•       Rathbun misrepresents his history in the Church claiming a high position to inflate his status. Rathbun was never part of the Church’s international ecclesiastical management. Contrary to his delusional belief, he was not well known to parishioners, he did not speak at Church convocations and Sappell did not disclose that his only connection to Rathbun was meeting him once nor did he name Rathbun in his 1990 five-year-in-the-making opus illustrating Rathbun’s insignificance in the Church’s hierarchy.

•       The real story is Rathbun was simply a failed external affairs staffer, removed a decade ago for malfeasance, who left the Church in disgrace. He was obsessed with creating and fighting legal cases.
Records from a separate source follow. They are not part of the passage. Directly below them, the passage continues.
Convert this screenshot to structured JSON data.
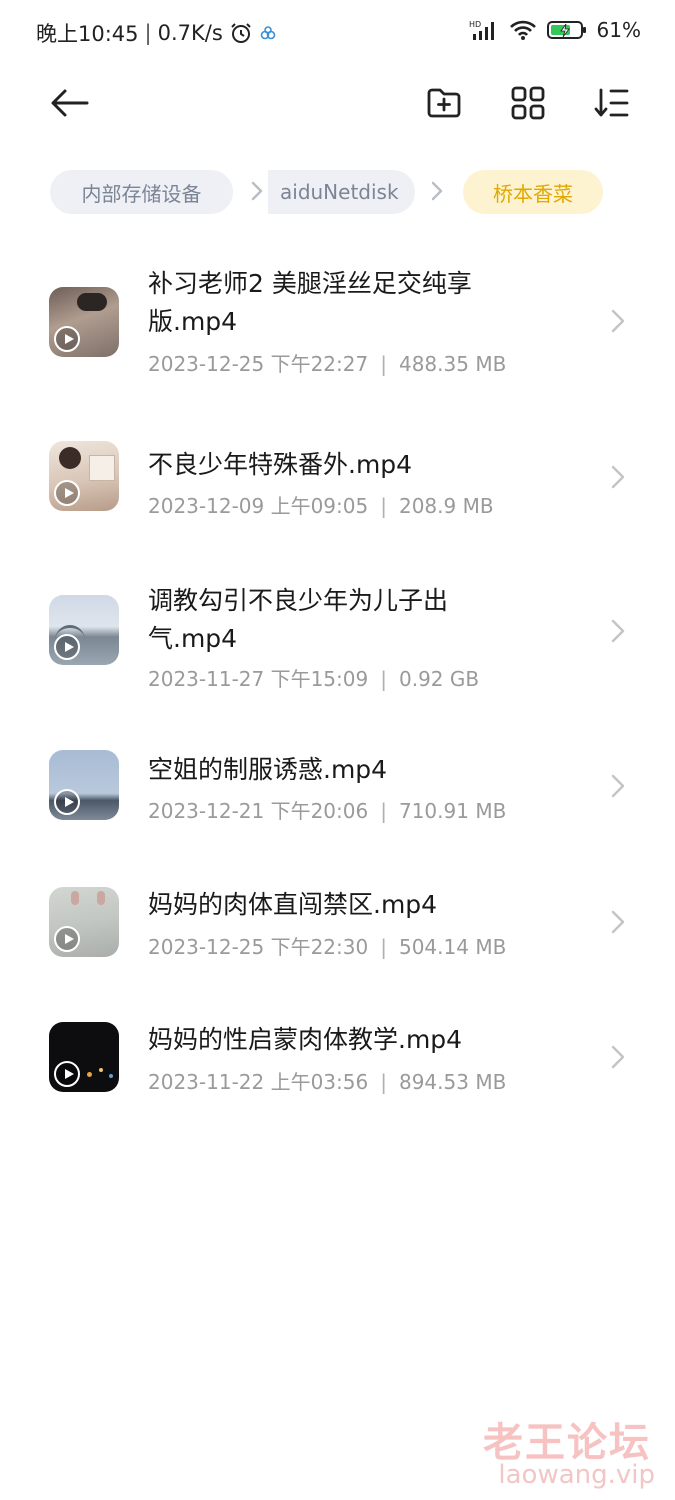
{
  "status_bar": {
    "time": "晚上10:45",
    "net_speed": "0.7K/s",
    "battery": "61%"
  },
  "breadcrumb": {
    "items": [
      {
        "label": "内部存储设备"
      },
      {
        "label": "aiduNetdisk"
      },
      {
        "label": "桥本香菜"
      }
    ]
  },
  "files": [
    {
      "name": "补习老师2 美腿淫丝足交纯享版.mp4",
      "date": "2023-12-25 下午22:27",
      "size": "488.35 MB"
    },
    {
      "name": "不良少年特殊番外.mp4",
      "date": "2023-12-09 上午09:05",
      "size": "208.9 MB"
    },
    {
      "name": "调教勾引不良少年为儿子出气.mp4",
      "date": "2023-11-27 下午15:09",
      "size": "0.92 GB"
    },
    {
      "name": "空姐的制服诱惑.mp4",
      "date": "2023-12-21 下午20:06",
      "size": "710.91 MB"
    },
    {
      "name": "妈妈的肉体直闯禁区.mp4",
      "date": "2023-12-25 下午22:30",
      "size": "504.14 MB"
    },
    {
      "name": "妈妈的性启蒙肉体教学.mp4",
      "date": "2023-11-22 上午03:56",
      "size": "894.53 MB"
    }
  ],
  "watermark": {
    "title": "老王论坛",
    "url": "laowang.vip"
  },
  "colors": {
    "accent": "#e0a800",
    "active_crumb_bg": "#fdf3d0",
    "crumb_bg": "#eef0f5"
  }
}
In 2003 he self-originated and self-authored a description of his misconduct and admitted to his efforts then to misrepresent his position, stating he masqueraded as “being important or working on important things. It is all the more insidious because that ‘importance’ has been by association with COB [Chairman of the Board Religious Technology Center, Mr. David Miscavige].” Rathbun further described the “fraud” (his word) he perpetrated, “Each and every time on major situations, COB has had to intervene to clean up wars I had exacerbated. For example, left to my own devices in handling IRS litigation, the end result would undoubtedly have been no exemption, a billion-dollar tax bill, and possible shutting down of the Church. I have developed a slick false PR technique of positioning myself as having been integral in handling threats during and after the fact, when they are actually terminatedly handled by COB. By calculation I have lost the Church 43 million dollars on losses and expenses that could have been avoided.” (The entire document can be found at: http: //www. freedommag.org /special-reports /sources/marty-rathbun-public- announcement(dot)html and his malfeasance is detailed at www. freedommag.org / special-reports/sources/marty-rathbun-brief- chronology-of-monumental-disasters(dot)html).

more at http://www.lamag.com/offtherecord/2013/01/04/the-church-of-scientology-responds-to-the-tip-of-the-spear
The ultimate authority must always rest with the individual's own reason and critical analysis.
-Dalai Lama